Later this summer, General Nick Carter, Head of the British Army, is expected to announce the results of his investigation into whether women should be allowed to serve in front line infantry units. The General will I know carefully consider not just their physical but also mental aptitude for the role.
This is naturally a controversial issue, but for those of us who are familiar with the incredible stories of the women agents of the Special Operations Executive (SOE) in World War Two, there is little doubt about what the evidence should reveal. These women undertook missions behind German lines fearlessly and with extraordinary utility to the Allies, aware that one mistake could result in both torture and execution. Their creativity determined the course of the war of a number of occasions, and their courage saved thousands of individual lives.
Krystyna Skarbek, nom de guerre Christine Granville, was perhaps the most accomplished of these women. The longest serving female member of the SOE, born 108 years ago today, was also Sir Winston Churchill's favourite. Described by her MI6 Handlers as ''a flaming Polish patriot...expert skier and great adventuress'', she was considered to be a law unto herself, a force of nature.
Krystyna was in Africa when war broke out but could not wait to get into the fight. In those days there was no place for women in the Army, but when she made her way to London she soon came to the attention of the Secret Intelligence Service, which recognised the value in recruiting Polish agents. Fluent in several languages, she was exceptionally good at reading personalities and was blessed with nerves of steel, a quality that would rescue very many lives, including her own.

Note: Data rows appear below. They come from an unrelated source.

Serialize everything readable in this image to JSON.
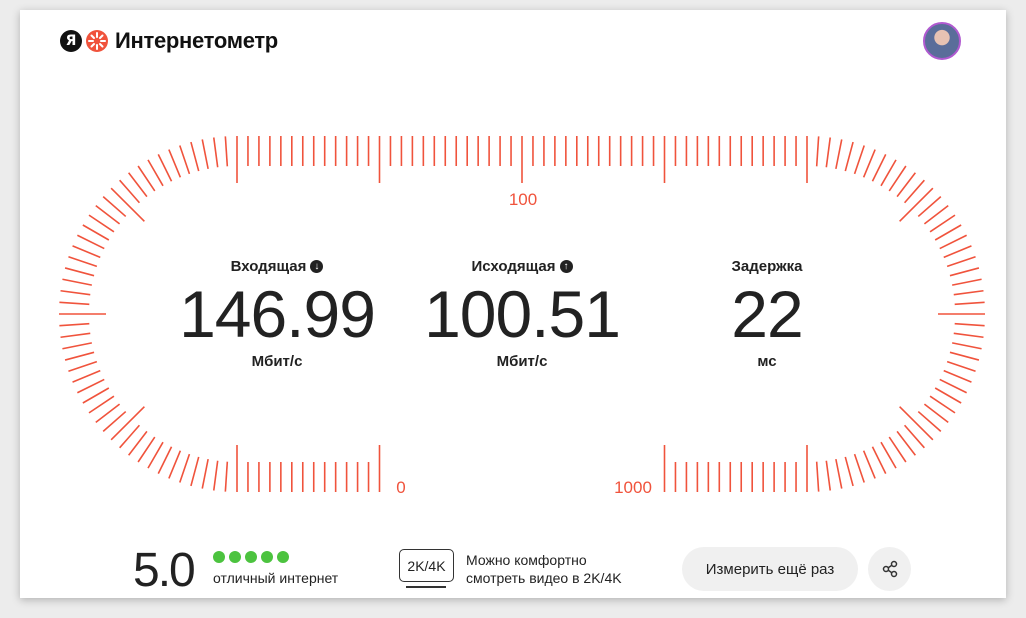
{
  "header": {
    "logo_letter": "Я",
    "title": "Интернетометр"
  },
  "gauge": {
    "labels": {
      "top": "100",
      "bottom_left": "0",
      "bottom_right": "1000"
    },
    "color": "#f0533c"
  },
  "metrics": [
    {
      "title": "Входящая",
      "icon": "arrow-down-icon",
      "value": "146.99",
      "unit": "Мбит/с"
    },
    {
      "title": "Исходящая",
      "icon": "arrow-up-icon",
      "value": "100.51",
      "unit": "Мбит/с"
    },
    {
      "title": "Задержка",
      "value": "22",
      "unit": "мс"
    }
  ],
  "rating": {
    "score": "5.0",
    "stars": 5,
    "max_stars": 5,
    "text": "отличный интернет",
    "color": "#4cc33f"
  },
  "quality": {
    "badge": "2K/4K",
    "line1": "Можно комфортно",
    "line2": "смотреть видео в 2K/4K"
  },
  "actions": {
    "retry": "Измерить ещё раз"
  }
}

In one of her first deployments, Krystyna established an escape line across the Tatra mountains through which she facilitated the escape of Allied prisoners and several hundred Polish pilots, who would later go on to play a decisive role in the Battle of Britain. She made six winter crossings as part of that operation, simultaneously exploiting her abilities as a skier and exceptional physical condition.
Later in the war she was sent to occupied France ahead of the D-Day invasion. When two male SOE colleagues were arrested and detained by the Gestapo, London resigned itself to their imminent execution. Krystyna, meanwhile, identified a rescue strategy that would involve gambling her life on her bluffing facilities. Assessing the brutal local head of the Gestapo to be a coward, she confessed to him that she was connected to the resistance and threatened a full Allied retaliation in the event the pair were harmed. Both were released.
In early August 1944, she made contact with Polish conscripts in the German garrison at Col de Larche, a high-altitude pass. After a two-day hike through the mountains she persuaded the Polish men to desert and then managed to convince the resident German troops to surrender.
Krystyna loved life and the freedom to enjoy it to the full. When it was threatened by invasion, occupation and terror she fought back with determination and courage matched only by the very best of the SOE's special agents in the Second World War.
We can't tell how many more Krystyna Skarbeks there are among our young women today, although I have worked with a few. What we do know is that there are plenty who share her fierce patriotism and aspire to serve their country from the front lines. Those who prove themselves fit for purpose deserve to be given the chance.